Skirmish

 

Sunflower & Bees LANDSCAPE_21 MAR 2020

I am writing this down, drop by drop, just as it falls from the sky ⸺ a gentle rain, again perhaps the start of a Summer storm.

Faint thunder detonates the distance and growls down mountains, triggering an avalanche of decibels.

Small, unopened sunflowers stare sightless up into the overcast atmosphere, while the heavens’ only sol-bloom shies blind-ed behind dense acres of cloud.

A whole world between words upsets a particle or two here and there of some absolute boundary inscribed in the dust; plummeting water sculpts tear-drop-shaped craters in sand-drifts banked along the road.

Now there is no eagle to stand the sky on end, and no fox to set its dirty orange fire to the gloom.

Suddenly, I am jumped out of my skin: all the fault-lines in my nature are analyzed both with and against the grain by a forked strike of instantaneous X-ray lightning and, almost in the same split-second, thunder deafens (and defines) the length and breadth of my fragile auditory nerves.

Lost in the moment, one large white cockatoo feather twirls ⸺ gloriously ⸺ back to Earth.

 

Photograph: 澳洲唐人溪:向日葵 Sunflowers, Chinaman Creek, Australia (2020)

Muzak at the White Lion, Aldeburgh

Big White Stone_Tung Ping Chau

The muzak, like thick carpet,
soothes the attention — silence,
magnet to all thought’s
discomfort, provokes

only aggravation. Yet for no good reason,
I am jolted out of numbness
by one odd track to the full
sound of music. Suddenly,

from the backdrop, airwaves
submerge my indifference.
I can no longer concentrate
on food, on conversation.

Something fundamental
is rounded up and counted.
Like a beam of shadow
revealed in incense-smoke,

this sketch of melody
is a forgotten note
I can just make out
to myself from birth.

In an accident of fine-tuning,
I am roused and composed
to the life of my sonic twin:
NO-BODY-NEXT-TO-NO-ONE.

 

Photograph: 香港東平洲 Tung Ping Chau, Hong Kong (2016)

Lifelikeness, Autumn

2018-07-12 Moss 4

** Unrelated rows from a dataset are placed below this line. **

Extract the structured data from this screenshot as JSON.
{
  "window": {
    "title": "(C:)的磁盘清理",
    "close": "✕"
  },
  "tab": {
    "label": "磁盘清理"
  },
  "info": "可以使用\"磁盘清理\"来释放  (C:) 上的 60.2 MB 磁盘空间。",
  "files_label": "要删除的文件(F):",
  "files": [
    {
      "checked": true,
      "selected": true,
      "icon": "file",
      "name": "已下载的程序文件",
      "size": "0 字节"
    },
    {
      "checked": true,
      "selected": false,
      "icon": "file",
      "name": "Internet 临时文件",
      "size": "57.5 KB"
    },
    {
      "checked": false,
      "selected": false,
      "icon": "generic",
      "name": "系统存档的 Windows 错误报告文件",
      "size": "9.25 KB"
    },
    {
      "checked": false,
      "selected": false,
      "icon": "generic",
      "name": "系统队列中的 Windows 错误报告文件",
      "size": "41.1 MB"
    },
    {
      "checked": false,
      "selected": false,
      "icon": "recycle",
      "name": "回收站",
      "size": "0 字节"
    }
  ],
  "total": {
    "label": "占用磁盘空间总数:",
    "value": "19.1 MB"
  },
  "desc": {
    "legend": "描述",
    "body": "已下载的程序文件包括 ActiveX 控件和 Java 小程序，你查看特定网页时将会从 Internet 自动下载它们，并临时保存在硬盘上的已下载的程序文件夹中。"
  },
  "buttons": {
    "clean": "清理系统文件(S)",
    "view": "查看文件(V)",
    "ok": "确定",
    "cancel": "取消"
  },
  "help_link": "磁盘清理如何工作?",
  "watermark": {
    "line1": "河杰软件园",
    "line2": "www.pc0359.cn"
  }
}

The moss comes back, grass
comes back
into the rock-hard, sun-burnt earth, as Autumn
tilts us away from warmth,
aligns us
shivering with universal ice. Skies
unlove us. Winds butcher
the butcher blades on knives. And night
shrinks us stiffly in our skins,
reproaches us with outward-looking stars.
Now, futile enthusiasm and all our known know-hows
know nothing
and we hunker down clueless,
forgetting to Summer, forgetting to be
something the season is not. Yes, every season
has its own sense of occasion: this one’s
for mood and melancholy,
for shifting outside ourselves a distance
to peer in at what the light years’ light yearning
cobwebs as consciousness
some call “self” — a broken thing
life can’t like — and that others learn not to call,
to go without, to leave be
till wild first flowers come back at the world
and the grass of feelings we no longer inhabit
grows up its vivid signal in us whole.